One of the most valuable, and all too often undervalued, talents every healthcare leader should possess is effective communication. This is especially true for the patient-centric healthcare environment, where communication directly impacts the speed and delivery of quality healthcare. How teams collaborate, how resources are consumed and how results are conveyed – it all comes down to communication. Everything that happens in a healthcare setting either directly or indirectly affects patient outcomes—and communication can either be a finely machined wheel, or a broken cog, to those outcomes.
For the healthcare leader, communication presents specific challenges tied to what Michael E. Frisina, PhD, president of The Frisina Group, refers to as behavioral styles: “the way we conduct ourselves in front of others…how we present ourselves to the world.” Each member of a team gives and receives information (communicates) based on his or her particular behavioral style and the behavioral style of others.
In his book, Influential Leadership: Change Your Behavior, Change Your Organization, Change Health Care, Frisina indicates that diverse behavioral styles are necessary “because the team faces many issues that demand multiple, varied approaches.
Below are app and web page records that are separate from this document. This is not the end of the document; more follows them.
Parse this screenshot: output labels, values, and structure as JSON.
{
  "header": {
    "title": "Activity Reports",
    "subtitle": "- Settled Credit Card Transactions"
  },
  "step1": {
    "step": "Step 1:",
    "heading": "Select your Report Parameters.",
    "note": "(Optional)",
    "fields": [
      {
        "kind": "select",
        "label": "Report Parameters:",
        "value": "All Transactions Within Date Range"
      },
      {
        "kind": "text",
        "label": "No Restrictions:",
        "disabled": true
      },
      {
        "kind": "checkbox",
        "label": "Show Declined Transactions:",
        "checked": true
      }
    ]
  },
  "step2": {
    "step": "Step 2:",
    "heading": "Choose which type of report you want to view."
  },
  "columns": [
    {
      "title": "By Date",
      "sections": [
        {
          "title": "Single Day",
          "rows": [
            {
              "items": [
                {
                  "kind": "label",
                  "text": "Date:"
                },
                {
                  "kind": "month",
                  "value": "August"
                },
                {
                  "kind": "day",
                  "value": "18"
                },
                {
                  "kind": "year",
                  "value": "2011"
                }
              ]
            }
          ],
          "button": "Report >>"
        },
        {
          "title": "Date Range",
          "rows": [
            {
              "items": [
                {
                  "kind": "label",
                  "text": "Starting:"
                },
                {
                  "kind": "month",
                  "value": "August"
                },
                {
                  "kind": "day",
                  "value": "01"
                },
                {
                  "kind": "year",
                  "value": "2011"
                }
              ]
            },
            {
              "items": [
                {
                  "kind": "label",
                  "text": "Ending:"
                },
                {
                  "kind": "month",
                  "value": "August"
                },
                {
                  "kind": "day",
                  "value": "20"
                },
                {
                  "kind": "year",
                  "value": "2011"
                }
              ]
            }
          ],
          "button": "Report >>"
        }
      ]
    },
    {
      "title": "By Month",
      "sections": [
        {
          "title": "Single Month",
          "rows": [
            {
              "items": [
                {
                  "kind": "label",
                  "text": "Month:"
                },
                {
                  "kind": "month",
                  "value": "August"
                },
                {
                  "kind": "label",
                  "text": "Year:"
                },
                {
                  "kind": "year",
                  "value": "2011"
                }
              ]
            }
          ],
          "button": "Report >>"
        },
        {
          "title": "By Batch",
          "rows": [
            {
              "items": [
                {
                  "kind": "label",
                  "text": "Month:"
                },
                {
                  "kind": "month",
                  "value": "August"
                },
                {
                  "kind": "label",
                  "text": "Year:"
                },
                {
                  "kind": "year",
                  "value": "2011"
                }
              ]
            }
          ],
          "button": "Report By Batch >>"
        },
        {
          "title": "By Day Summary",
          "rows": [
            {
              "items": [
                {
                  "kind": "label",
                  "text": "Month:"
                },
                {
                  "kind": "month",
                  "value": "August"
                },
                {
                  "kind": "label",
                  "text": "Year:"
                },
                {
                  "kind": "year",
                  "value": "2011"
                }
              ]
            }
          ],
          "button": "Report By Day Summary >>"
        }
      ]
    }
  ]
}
The challenge…is to learn each member’s behavioral style so that all communications take advantage of the strengths of each style and yield productive or desired results.”
Being able to identify your own behavioral style and the style of others greatly improves your potential for clear and precise communication. When you are aware of the different styles participating in an exchange, adjustments can be made to both verbal and non-verbal cues, ensuring information given is being accurately received. In short, understanding behavioral styles may be the very key you need to unlock the wheels in your team’s communication.
Join Michael Frisina to unlock the potential of your best communication at ACHE’s Physician Executives Forum Program, Improving Communication to Optimize Healthcare Outcomes, Friday, August 3, immediately following the New York Cluster, July 30—Aug 2. You’ll leave with the tools and techniques necessary to identify your communication “blind spots,” build on your communication strengths and assess essential behaviors for connecting with your team.
ACHE is accredited by the Accreditation Council for Continuing Medical Education (ACCME) to provide continuing medical education for physicians. ACHE designates this live activity for a maximum of 7 AMA PRA Category 1 Credits™.